(Interface dataset entries)
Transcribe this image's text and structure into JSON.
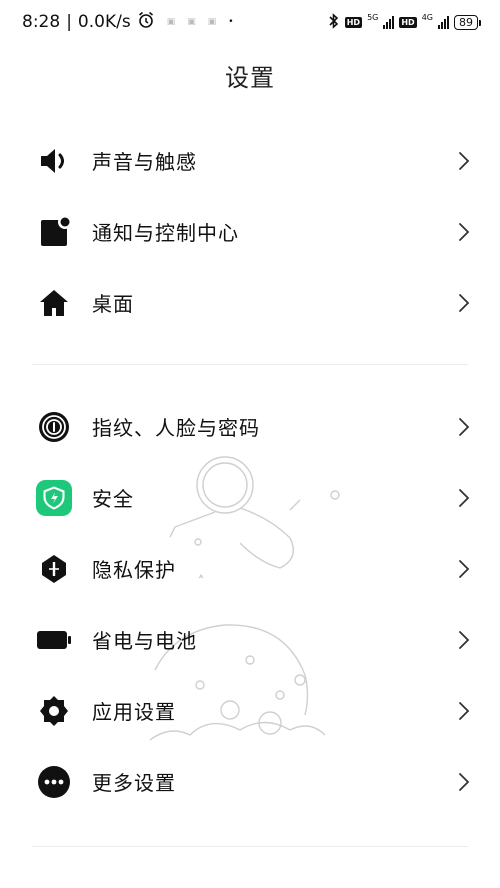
{
  "status_bar": {
    "time": "8:28",
    "speed": "0.0K/s",
    "sim1_network": "5G",
    "sim2_network": "4G",
    "hd_label": "HD",
    "battery": "89"
  },
  "page": {
    "title": "设置"
  },
  "groups": [
    {
      "items": [
        {
          "label": "声音与触感",
          "icon": "speaker-icon"
        },
        {
          "label": "通知与控制中心",
          "icon": "notification-icon"
        },
        {
          "label": "桌面",
          "icon": "home-icon"
        }
      ]
    },
    {
      "items": [
        {
          "label": "指纹、人脸与密码",
          "icon": "fingerprint-icon"
        },
        {
          "label": "安全",
          "icon": "security-shield-icon",
          "accent": "#1ec87a"
        },
        {
          "label": "隐私保护",
          "icon": "privacy-icon"
        },
        {
          "label": "省电与电池",
          "icon": "battery-icon"
        },
        {
          "label": "应用设置",
          "icon": "gear-icon"
        },
        {
          "label": "更多设置",
          "icon": "more-icon"
        }
      ]
    }
  ]
}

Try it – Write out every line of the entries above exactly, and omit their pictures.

Written response –
Transcribe this image's text and structure into JSON.
{
  "status_bar": {
    "time": "8:28",
    "speed": "0.0K/s",
    "sim1_network": "5G",
    "sim2_network": "4G",
    "hd_label": "HD",
    "battery": "89"
  },
  "page": {
    "title": "设置"
  },
  "groups": [
    {
      "items": [
        {
          "label": "声音与触感",
          "icon": "speaker-icon"
        },
        {
          "label": "通知与控制中心",
          "icon": "notification-icon"
        },
        {
          "label": "桌面",
          "icon": "home-icon"
        }
      ]
    },
    {
      "items": [
        {
          "label": "指纹、人脸与密码",
          "icon": "fingerprint-icon"
        },
        {
          "label": "安全",
          "icon": "security-shield-icon",
          "accent": "#1ec87a"
        },
        {
          "label": "隐私保护",
          "icon": "privacy-icon"
        },
        {
          "label": "省电与电池",
          "icon": "battery-icon"
        },
        {
          "label": "应用设置",
          "icon": "gear-icon"
        },
        {
          "label": "更多设置",
          "icon": "more-icon"
        }
      ]
    }
  ]
}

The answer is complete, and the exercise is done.